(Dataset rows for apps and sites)
■ ■ ■ ■

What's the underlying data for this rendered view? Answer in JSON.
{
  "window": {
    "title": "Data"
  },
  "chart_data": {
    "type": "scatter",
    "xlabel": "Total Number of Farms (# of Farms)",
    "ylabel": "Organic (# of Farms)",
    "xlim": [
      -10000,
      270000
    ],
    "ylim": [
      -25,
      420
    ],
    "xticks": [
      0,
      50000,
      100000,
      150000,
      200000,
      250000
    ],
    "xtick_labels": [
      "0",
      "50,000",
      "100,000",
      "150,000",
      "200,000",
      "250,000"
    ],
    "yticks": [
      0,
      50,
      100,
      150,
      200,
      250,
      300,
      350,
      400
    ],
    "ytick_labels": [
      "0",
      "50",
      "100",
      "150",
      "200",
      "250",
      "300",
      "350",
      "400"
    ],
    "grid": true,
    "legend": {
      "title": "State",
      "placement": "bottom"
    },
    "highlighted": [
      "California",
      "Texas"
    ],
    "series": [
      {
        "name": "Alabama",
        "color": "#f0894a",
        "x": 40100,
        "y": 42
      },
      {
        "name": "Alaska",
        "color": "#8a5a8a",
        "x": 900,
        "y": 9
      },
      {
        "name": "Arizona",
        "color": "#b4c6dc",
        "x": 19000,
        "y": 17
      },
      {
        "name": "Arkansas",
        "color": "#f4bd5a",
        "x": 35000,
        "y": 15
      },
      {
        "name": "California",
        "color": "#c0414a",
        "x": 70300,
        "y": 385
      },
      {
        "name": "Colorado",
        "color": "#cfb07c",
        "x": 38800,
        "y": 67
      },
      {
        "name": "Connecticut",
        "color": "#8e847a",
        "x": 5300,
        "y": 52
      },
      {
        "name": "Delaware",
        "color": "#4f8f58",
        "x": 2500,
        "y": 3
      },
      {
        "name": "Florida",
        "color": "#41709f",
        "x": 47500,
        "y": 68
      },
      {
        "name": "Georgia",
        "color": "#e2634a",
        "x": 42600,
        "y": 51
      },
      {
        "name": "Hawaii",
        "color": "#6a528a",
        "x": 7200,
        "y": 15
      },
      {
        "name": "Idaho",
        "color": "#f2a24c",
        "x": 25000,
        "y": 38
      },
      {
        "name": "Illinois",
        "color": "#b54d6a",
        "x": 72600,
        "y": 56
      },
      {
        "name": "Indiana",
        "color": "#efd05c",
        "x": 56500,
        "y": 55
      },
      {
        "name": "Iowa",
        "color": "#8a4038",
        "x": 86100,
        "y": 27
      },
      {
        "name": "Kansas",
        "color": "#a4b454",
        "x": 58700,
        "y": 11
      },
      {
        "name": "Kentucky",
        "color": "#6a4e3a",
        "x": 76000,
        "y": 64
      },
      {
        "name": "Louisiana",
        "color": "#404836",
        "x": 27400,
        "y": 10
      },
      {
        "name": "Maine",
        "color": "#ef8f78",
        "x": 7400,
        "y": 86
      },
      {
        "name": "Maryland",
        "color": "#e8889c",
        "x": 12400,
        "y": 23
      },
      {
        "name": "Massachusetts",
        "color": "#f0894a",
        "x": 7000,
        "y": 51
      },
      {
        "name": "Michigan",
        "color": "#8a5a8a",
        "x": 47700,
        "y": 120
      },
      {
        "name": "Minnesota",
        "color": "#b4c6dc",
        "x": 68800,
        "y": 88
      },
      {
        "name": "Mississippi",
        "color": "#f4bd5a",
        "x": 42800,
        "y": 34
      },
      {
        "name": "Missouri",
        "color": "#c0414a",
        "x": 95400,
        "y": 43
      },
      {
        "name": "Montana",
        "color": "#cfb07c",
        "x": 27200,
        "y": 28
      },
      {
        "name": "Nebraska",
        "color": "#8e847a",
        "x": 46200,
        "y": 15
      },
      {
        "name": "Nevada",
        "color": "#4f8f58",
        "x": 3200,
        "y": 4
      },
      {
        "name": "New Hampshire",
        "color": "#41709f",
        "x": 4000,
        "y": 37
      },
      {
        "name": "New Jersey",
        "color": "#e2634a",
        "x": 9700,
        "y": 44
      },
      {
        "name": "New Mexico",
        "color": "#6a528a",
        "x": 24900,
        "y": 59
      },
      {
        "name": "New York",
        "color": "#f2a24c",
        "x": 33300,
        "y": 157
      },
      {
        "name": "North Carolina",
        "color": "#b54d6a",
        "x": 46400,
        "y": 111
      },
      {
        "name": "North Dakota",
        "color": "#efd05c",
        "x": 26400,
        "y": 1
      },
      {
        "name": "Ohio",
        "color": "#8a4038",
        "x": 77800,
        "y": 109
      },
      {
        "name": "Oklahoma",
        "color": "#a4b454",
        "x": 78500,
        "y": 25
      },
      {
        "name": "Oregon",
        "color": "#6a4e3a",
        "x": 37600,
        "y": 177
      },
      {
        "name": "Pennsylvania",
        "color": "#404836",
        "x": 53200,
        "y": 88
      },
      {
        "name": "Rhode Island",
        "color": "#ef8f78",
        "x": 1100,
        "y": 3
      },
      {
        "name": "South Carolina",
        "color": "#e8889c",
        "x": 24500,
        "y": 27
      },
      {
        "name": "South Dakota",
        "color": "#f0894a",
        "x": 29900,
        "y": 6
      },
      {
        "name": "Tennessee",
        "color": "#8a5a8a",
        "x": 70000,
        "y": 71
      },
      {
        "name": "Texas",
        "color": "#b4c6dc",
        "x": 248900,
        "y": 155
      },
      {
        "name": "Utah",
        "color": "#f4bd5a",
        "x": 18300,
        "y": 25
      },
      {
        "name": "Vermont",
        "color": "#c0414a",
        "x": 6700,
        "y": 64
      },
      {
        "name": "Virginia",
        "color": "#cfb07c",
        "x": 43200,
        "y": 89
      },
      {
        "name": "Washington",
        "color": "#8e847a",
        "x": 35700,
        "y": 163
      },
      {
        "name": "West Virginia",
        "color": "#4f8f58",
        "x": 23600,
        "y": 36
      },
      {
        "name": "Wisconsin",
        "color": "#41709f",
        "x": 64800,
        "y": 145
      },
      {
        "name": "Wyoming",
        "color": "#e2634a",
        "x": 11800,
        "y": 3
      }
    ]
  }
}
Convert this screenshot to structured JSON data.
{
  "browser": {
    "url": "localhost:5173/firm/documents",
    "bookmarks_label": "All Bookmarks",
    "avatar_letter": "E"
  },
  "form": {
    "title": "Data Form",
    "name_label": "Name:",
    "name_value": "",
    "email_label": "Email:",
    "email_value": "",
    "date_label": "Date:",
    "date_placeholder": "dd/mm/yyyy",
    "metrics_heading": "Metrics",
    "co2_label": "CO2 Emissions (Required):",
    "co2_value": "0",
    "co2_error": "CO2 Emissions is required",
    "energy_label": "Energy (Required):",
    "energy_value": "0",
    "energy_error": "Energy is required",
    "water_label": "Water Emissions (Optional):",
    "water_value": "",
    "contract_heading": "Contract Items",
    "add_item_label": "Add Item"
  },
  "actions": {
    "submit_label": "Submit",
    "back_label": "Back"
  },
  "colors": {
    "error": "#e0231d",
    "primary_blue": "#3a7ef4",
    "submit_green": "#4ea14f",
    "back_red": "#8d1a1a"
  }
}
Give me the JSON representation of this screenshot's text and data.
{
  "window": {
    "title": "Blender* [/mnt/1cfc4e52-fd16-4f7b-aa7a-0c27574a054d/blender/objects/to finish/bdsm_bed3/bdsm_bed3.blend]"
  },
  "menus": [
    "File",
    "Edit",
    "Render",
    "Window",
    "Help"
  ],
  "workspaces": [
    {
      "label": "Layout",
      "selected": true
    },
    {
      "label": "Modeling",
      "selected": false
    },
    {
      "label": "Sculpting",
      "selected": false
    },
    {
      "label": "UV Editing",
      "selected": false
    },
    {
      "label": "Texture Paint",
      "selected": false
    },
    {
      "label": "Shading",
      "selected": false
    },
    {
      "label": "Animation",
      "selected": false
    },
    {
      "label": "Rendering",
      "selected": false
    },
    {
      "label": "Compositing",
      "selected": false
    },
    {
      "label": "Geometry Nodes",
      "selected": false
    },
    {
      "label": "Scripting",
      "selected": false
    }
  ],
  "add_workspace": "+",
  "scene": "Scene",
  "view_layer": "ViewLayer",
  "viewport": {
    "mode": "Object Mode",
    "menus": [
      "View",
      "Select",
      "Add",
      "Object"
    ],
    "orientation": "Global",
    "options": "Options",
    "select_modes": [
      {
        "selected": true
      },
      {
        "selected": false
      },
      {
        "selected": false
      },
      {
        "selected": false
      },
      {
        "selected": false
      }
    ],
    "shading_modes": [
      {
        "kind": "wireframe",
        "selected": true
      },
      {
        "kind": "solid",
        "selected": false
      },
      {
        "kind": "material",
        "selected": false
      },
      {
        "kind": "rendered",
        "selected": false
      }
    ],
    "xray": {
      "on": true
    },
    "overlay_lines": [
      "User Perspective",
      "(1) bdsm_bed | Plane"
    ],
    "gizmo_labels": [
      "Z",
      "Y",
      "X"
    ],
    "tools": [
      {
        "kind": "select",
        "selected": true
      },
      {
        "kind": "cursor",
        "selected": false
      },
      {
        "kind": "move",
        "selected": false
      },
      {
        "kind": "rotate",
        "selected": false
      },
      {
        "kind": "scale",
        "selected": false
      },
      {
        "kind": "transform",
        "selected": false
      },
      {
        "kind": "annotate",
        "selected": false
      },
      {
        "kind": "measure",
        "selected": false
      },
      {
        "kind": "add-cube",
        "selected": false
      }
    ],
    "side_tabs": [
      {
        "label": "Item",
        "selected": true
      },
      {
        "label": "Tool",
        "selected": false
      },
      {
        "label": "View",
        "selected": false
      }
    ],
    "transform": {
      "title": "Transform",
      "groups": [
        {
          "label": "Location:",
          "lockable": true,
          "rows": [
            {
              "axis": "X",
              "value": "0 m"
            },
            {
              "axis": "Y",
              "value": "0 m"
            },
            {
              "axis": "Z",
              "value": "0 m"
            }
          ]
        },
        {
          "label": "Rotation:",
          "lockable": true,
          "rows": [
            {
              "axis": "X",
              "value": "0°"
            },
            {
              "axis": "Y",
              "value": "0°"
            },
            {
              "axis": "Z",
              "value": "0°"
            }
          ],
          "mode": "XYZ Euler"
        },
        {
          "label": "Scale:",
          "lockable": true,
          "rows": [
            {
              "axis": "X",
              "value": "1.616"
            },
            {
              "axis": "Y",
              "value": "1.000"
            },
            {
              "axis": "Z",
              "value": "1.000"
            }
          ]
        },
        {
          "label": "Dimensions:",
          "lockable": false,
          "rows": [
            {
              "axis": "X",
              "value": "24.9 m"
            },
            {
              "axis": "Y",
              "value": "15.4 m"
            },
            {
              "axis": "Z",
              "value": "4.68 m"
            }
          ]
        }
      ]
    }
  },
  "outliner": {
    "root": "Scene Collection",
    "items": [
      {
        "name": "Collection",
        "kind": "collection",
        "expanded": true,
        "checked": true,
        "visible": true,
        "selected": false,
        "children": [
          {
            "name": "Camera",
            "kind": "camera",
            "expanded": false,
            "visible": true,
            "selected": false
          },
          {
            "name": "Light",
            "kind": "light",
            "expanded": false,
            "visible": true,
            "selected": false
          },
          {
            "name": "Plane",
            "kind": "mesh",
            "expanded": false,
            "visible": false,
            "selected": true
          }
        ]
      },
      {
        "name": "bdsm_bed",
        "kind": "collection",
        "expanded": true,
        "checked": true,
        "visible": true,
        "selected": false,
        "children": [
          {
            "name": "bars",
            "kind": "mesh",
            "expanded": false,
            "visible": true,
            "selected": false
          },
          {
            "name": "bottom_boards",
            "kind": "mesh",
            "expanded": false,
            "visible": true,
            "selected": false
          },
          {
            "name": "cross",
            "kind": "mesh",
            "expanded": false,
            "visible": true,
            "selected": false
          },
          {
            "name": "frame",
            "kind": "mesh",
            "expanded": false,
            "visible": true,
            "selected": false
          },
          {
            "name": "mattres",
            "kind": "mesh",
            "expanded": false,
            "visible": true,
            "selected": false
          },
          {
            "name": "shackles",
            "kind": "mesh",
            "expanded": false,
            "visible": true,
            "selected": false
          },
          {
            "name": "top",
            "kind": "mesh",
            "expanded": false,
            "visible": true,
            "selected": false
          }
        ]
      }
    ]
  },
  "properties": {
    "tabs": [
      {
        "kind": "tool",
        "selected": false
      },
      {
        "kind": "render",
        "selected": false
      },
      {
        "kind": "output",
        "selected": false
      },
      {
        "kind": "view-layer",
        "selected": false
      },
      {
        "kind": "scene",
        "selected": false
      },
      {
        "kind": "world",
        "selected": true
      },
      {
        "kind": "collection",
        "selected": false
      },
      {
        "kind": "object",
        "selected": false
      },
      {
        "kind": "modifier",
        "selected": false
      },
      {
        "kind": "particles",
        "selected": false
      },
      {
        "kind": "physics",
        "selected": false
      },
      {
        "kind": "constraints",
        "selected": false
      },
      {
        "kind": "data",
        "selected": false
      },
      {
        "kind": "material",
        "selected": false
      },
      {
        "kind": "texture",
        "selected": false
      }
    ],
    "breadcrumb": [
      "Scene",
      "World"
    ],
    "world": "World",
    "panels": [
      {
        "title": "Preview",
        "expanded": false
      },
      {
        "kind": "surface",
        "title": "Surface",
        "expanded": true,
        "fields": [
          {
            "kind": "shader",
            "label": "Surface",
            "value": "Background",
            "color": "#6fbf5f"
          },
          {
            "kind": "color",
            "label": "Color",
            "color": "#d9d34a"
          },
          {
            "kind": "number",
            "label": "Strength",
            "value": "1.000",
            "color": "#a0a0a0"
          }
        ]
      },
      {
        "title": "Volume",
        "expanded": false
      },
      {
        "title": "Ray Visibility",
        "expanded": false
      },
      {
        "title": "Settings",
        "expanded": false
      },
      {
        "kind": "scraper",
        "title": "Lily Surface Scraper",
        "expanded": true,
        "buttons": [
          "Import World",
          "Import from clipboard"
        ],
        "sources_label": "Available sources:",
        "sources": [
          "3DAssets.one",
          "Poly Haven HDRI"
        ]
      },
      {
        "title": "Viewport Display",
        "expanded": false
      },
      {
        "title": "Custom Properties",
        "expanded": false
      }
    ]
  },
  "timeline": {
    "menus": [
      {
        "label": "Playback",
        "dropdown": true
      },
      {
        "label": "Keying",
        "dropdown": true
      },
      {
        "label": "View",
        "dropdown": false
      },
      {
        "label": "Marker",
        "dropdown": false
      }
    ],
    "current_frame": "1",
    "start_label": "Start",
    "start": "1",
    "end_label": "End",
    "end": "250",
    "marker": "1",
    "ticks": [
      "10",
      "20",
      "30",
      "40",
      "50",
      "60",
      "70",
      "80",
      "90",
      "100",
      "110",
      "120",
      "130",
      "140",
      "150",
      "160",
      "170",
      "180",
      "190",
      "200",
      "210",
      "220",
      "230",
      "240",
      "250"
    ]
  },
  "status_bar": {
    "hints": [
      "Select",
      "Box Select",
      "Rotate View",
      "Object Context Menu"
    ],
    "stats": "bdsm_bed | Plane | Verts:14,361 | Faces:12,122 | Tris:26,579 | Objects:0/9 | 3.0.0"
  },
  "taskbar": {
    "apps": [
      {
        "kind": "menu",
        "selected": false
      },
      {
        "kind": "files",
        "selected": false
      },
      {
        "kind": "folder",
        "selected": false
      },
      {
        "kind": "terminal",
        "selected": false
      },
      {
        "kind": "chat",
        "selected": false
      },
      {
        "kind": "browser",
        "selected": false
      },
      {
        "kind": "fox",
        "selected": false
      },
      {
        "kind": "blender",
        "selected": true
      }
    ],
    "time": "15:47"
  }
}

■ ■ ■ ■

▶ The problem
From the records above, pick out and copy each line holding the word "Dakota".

▶ Task response
        "name": "North Dakota",
        "name": "South Dakota",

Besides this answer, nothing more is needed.